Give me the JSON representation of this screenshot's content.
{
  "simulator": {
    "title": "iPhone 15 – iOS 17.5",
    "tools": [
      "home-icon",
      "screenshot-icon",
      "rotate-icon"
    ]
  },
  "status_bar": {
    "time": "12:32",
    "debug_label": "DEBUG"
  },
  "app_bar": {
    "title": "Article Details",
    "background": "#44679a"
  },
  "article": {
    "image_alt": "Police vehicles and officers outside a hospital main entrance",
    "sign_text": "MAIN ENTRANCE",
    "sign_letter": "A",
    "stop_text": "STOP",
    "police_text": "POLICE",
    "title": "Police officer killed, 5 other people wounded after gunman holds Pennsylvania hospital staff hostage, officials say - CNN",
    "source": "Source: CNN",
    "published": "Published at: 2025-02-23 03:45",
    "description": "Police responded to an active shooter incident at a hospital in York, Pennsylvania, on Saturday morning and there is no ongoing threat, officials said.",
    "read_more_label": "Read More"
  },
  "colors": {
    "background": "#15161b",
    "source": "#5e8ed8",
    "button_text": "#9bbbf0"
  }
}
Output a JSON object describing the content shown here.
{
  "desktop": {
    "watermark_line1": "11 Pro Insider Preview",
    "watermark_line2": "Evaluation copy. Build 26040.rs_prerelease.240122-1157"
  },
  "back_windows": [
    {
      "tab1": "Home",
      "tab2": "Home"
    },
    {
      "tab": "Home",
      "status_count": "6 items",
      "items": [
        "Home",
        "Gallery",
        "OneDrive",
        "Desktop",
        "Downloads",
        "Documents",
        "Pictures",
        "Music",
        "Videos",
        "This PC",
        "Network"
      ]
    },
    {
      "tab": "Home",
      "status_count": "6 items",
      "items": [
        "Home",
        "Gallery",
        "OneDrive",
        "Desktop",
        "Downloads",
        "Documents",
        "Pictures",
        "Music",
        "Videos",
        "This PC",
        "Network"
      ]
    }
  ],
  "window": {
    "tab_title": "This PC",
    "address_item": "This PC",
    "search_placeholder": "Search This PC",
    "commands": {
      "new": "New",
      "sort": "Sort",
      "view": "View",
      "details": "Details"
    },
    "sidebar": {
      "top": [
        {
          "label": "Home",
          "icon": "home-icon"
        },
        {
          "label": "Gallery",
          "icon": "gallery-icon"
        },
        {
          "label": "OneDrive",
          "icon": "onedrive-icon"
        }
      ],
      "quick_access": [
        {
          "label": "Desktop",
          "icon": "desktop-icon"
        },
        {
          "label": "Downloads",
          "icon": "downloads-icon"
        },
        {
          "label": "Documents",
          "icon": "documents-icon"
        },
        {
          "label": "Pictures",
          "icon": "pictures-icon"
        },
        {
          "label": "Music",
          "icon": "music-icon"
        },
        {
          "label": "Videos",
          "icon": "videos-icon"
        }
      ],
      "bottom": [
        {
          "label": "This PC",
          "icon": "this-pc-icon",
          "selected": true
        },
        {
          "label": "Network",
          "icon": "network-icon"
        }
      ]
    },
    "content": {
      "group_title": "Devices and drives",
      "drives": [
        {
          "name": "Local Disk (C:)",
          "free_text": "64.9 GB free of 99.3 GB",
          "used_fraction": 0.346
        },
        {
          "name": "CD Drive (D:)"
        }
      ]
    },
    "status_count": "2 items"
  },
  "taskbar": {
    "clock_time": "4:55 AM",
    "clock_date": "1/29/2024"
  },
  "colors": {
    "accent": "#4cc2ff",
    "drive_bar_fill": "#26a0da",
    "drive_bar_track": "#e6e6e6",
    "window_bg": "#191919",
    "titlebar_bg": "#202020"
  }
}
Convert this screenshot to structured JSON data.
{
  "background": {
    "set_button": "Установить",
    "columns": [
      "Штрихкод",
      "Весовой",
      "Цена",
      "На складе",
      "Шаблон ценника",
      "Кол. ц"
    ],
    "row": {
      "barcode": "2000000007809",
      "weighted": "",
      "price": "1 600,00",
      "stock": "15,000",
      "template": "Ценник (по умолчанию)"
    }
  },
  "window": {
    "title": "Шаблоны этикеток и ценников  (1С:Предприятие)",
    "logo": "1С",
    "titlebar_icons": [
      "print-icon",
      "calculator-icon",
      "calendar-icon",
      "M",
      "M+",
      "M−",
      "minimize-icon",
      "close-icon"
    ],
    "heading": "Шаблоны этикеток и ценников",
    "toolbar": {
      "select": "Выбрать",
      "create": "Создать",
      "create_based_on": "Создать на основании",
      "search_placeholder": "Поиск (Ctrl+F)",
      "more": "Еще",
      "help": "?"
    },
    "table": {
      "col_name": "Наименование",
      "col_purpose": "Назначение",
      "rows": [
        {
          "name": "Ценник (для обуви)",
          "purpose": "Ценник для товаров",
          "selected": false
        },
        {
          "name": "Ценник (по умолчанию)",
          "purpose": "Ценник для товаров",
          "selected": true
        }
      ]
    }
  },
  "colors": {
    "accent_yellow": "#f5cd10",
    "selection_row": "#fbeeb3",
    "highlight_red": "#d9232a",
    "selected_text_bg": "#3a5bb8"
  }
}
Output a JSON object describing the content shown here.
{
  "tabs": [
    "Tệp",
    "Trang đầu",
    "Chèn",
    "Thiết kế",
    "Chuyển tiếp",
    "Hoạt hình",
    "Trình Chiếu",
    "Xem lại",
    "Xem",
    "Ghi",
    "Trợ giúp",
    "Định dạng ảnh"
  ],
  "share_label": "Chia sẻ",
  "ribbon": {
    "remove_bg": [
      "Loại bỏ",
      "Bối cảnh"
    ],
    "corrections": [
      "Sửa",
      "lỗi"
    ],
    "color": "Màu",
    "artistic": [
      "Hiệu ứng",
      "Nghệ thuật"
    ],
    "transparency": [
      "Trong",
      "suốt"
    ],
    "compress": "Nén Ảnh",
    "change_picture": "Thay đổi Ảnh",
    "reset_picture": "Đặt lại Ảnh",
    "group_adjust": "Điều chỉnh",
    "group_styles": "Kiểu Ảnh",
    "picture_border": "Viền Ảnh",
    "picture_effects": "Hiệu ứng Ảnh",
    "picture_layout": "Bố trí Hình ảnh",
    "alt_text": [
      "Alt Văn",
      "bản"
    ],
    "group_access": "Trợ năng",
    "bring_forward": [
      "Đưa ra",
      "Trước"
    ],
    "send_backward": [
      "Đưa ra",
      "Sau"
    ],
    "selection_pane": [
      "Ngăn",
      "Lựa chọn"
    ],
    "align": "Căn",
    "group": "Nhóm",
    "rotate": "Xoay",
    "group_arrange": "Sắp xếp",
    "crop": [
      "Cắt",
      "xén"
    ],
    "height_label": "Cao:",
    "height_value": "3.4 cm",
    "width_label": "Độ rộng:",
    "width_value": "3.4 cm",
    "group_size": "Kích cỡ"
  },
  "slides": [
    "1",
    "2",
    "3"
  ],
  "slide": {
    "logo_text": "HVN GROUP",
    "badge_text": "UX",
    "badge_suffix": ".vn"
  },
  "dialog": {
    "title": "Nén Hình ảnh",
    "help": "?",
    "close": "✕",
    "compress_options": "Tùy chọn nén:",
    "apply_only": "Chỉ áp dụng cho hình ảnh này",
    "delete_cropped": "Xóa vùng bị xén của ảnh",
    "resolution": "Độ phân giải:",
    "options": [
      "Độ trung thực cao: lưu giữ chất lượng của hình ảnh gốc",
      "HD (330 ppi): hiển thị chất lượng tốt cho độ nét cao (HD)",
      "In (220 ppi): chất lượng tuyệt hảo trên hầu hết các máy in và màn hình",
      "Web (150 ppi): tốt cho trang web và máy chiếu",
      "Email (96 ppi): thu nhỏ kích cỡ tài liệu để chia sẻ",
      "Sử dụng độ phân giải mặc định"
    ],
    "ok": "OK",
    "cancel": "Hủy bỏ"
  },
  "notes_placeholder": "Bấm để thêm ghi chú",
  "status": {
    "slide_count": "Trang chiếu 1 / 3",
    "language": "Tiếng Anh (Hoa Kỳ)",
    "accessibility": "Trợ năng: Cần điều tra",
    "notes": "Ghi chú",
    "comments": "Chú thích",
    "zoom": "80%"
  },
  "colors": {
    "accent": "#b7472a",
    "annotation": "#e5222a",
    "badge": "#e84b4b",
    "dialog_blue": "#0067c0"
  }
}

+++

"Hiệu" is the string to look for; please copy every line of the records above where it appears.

[RESULT]:
      "Hiệu ứng",
    "picture_effects": "Hiệu ứng Ảnh",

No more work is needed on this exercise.